## Task to complete
What lines of the data below hold the string "name"? Copy each one.

Website and app data records
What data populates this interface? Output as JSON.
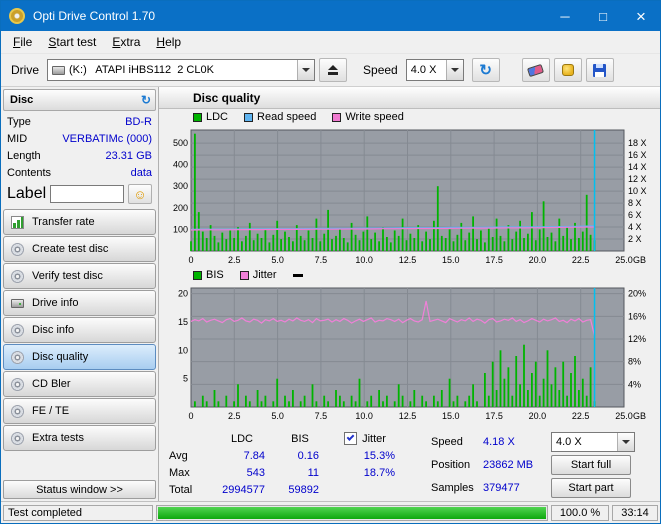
{
  "window": {
    "title": "Opti Drive Control 1.70"
  },
  "icons": {
    "minimize": "─",
    "maximize": "□",
    "close": "×",
    "refresh": "↻",
    "smiley": "☺"
  },
  "colors": {
    "titlebar": "#0a70c6",
    "value_text": "#0000cc",
    "active_button": "#a8cdf0",
    "progress_green": "#17b317",
    "chart_bg": "#989da5"
  },
  "menu": {
    "items": [
      "File",
      "Start test",
      "Extra",
      "Help"
    ]
  },
  "toolbar": {
    "drive_label": "Drive",
    "drive_value": "(K:)   ATAPI iHBS112  2 CL0K",
    "speed_label": "Speed",
    "speed_value": "4.0 X"
  },
  "sidebar": {
    "disc_header": "Disc",
    "fields": [
      {
        "label": "Type",
        "value": "BD-R"
      },
      {
        "label": "MID",
        "value": "VERBATIMc (000)"
      },
      {
        "label": "Length",
        "value": "23.31 GB"
      },
      {
        "label": "Contents",
        "value": "data"
      }
    ],
    "label_label": "Label",
    "label_value": "",
    "buttons": [
      "Transfer rate",
      "Create test disc",
      "Verify test disc",
      "Drive info",
      "Disc info",
      "Disc quality",
      "CD Bler",
      "FE / TE",
      "Extra tests"
    ],
    "active_index": 5,
    "status_button": "Status window >>"
  },
  "main": {
    "title": "Disc quality"
  },
  "stats": {
    "col_ldc": "LDC",
    "col_bis": "BIS",
    "col_jitter": "Jitter",
    "jitter_checked": true,
    "rows": [
      {
        "label": "Avg",
        "ldc": "7.84",
        "bis": "0.16",
        "jitter": "15.3%"
      },
      {
        "label": "Max",
        "ldc": "543",
        "bis": "11",
        "jitter": "18.7%"
      },
      {
        "label": "Total",
        "ldc": "2994577",
        "bis": "59892",
        "jitter": ""
      }
    ]
  },
  "panel": {
    "speed_label": "Speed",
    "speed_value": "4.18 X",
    "speed_combo": "4.0 X",
    "position_label": "Position",
    "position_value": "23862 MB",
    "samples_label": "Samples",
    "samples_value": "379477",
    "start_full": "Start full",
    "start_part": "Start part"
  },
  "status": {
    "text": "Test completed",
    "percent": "100.0 %",
    "time": "33:14",
    "progress": 100
  },
  "chart_data": [
    {
      "id": "ldc-speed",
      "type": "bar",
      "x_range": [
        0,
        25
      ],
      "x_ticks": [
        0,
        2.5,
        5,
        7.5,
        10,
        12.5,
        15,
        17.5,
        20,
        22.5,
        25
      ],
      "x_unit": "GB",
      "data_span": [
        0,
        23.3
      ],
      "marker_x": 23.3,
      "y_left": {
        "max": 560,
        "ticks": [
          100,
          200,
          300,
          400,
          500
        ]
      },
      "y_right": {
        "max": 20.2,
        "ticks": [
          2,
          4,
          6,
          8,
          10,
          12,
          14,
          16,
          18
        ],
        "suffix": " X"
      },
      "colors": {
        "bg": "#989da5",
        "border": "#55585e",
        "grid": "#858a92",
        "marker": "#00c0f0"
      },
      "series": [
        {
          "name": "LDC",
          "type": "bar",
          "color": "#00b400",
          "values": [
            45,
            543,
            180,
            90,
            60,
            120,
            70,
            40,
            85,
            55,
            95,
            60,
            110,
            45,
            70,
            130,
            50,
            80,
            60,
            100,
            40,
            75,
            140,
            55,
            90,
            65,
            45,
            120,
            70,
            50,
            95,
            60,
            150,
            45,
            80,
            190,
            55,
            70,
            100,
            60,
            40,
            130,
            75,
            50,
            90,
            160,
            55,
            85,
            45,
            110,
            65,
            40,
            95,
            70,
            150,
            50,
            80,
            60,
            120,
            45,
            90,
            55,
            140,
            300,
            70,
            60,
            100,
            45,
            75,
            130,
            50,
            85,
            160,
            55,
            95,
            40,
            110,
            65,
            150,
            70,
            45,
            120,
            55,
            90,
            140,
            60,
            80,
            180,
            50,
            100,
            230,
            65,
            85,
            45,
            150,
            70,
            110,
            55,
            130,
            60,
            90,
            260,
            75,
            50
          ]
        },
        {
          "name": "Read speed",
          "type": "line",
          "color": "#5fb4f0",
          "values": [
            100,
            101,
            101,
            102,
            102,
            103,
            103,
            104,
            105,
            105,
            106,
            106,
            107,
            108,
            108,
            109,
            109,
            110,
            111,
            111,
            112,
            113,
            114,
            116
          ]
        },
        {
          "name": "Write speed",
          "type": "line",
          "color": "#f07ad0",
          "values": [
            97,
            98,
            98,
            99,
            99,
            100,
            100,
            101,
            101,
            102,
            102,
            103,
            103,
            104,
            104,
            105,
            106,
            106,
            107,
            107,
            108,
            109,
            110,
            111
          ]
        }
      ]
    },
    {
      "id": "bis-jitter",
      "type": "bar",
      "x_range": [
        0,
        25
      ],
      "x_ticks": [
        0,
        2.5,
        5,
        7.5,
        10,
        12.5,
        15,
        17.5,
        20,
        22.5,
        25
      ],
      "x_unit": "GB",
      "data_span": [
        0,
        23.3
      ],
      "marker_x": 23.3,
      "y_left": {
        "max": 21,
        "ticks": [
          5,
          10,
          15,
          20
        ]
      },
      "y_right": {
        "max": 21,
        "ticks": [
          4,
          8,
          12,
          16,
          20
        ],
        "suffix": "%"
      },
      "colors": {
        "bg": "#989da5",
        "border": "#55585e",
        "grid": "#858a92",
        "marker": "#00c0f0"
      },
      "legend_extra": {
        "name": "position-marker",
        "color": "#000000"
      },
      "series": [
        {
          "name": "BIS",
          "type": "bar",
          "color": "#00b400",
          "values": [
            0,
            1,
            0,
            2,
            1,
            0,
            3,
            1,
            0,
            2,
            0,
            1,
            4,
            0,
            2,
            1,
            0,
            3,
            1,
            2,
            0,
            1,
            5,
            0,
            2,
            1,
            3,
            0,
            1,
            2,
            0,
            4,
            1,
            0,
            2,
            1,
            0,
            3,
            2,
            1,
            0,
            2,
            1,
            5,
            0,
            1,
            2,
            0,
            3,
            1,
            2,
            0,
            1,
            4,
            2,
            0,
            1,
            3,
            0,
            2,
            1,
            0,
            2,
            1,
            3,
            0,
            5,
            1,
            2,
            0,
            1,
            2,
            4,
            1,
            0,
            6,
            2,
            8,
            3,
            10,
            5,
            7,
            2,
            9,
            4,
            11,
            3,
            6,
            8,
            2,
            5,
            10,
            4,
            7,
            3,
            8,
            2,
            6,
            9,
            3,
            5,
            2,
            7,
            1
          ]
        },
        {
          "name": "Jitter",
          "type": "line",
          "color": "#f080d8",
          "values": [
            15.1,
            15.4,
            15.2,
            15.6,
            15.0,
            15.3,
            15.5,
            15.2,
            14.9,
            15.4,
            15.6,
            15.1,
            15.3,
            15.7,
            15.2,
            15.0,
            15.5,
            15.3,
            14.8,
            15.4,
            15.2,
            15.6,
            15.1,
            15.3,
            15.0,
            15.5,
            15.2,
            15.7,
            15.3,
            15.1,
            15.4,
            14.9,
            15.6,
            15.2,
            15.3,
            15.5,
            15.0,
            15.4,
            15.1,
            15.6,
            15.3,
            14.8,
            15.2,
            15.5,
            15.1,
            15.4,
            15.7,
            15.0,
            15.3,
            15.2,
            15.6,
            15.4,
            15.1,
            15.5,
            14.9,
            15.3,
            15.6,
            15.2,
            15.0,
            15.4,
            18.7,
            15.1,
            15.3,
            15.5,
            15.2,
            14.9,
            15.6,
            15.3,
            15.0,
            15.4,
            15.2,
            15.7,
            15.1,
            15.5,
            15.3,
            14.8,
            15.4,
            15.6,
            15.0,
            15.2,
            15.5,
            15.3,
            15.7,
            15.1,
            15.4,
            14.9,
            15.2,
            15.6,
            15.3,
            15.0,
            15.5,
            15.2,
            15.4,
            15.7,
            15.1,
            15.3,
            14.9,
            15.5,
            15.2,
            15.6,
            15.0,
            15.3,
            15.4,
            12.5
          ]
        }
      ]
    }
  ]
}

## Solution to this exercise
          "name": "LDC",
          "name": "Read speed",
          "name": "Write speed",
        "name": "position-marker",
          "name": "BIS",
          "name": "Jitter",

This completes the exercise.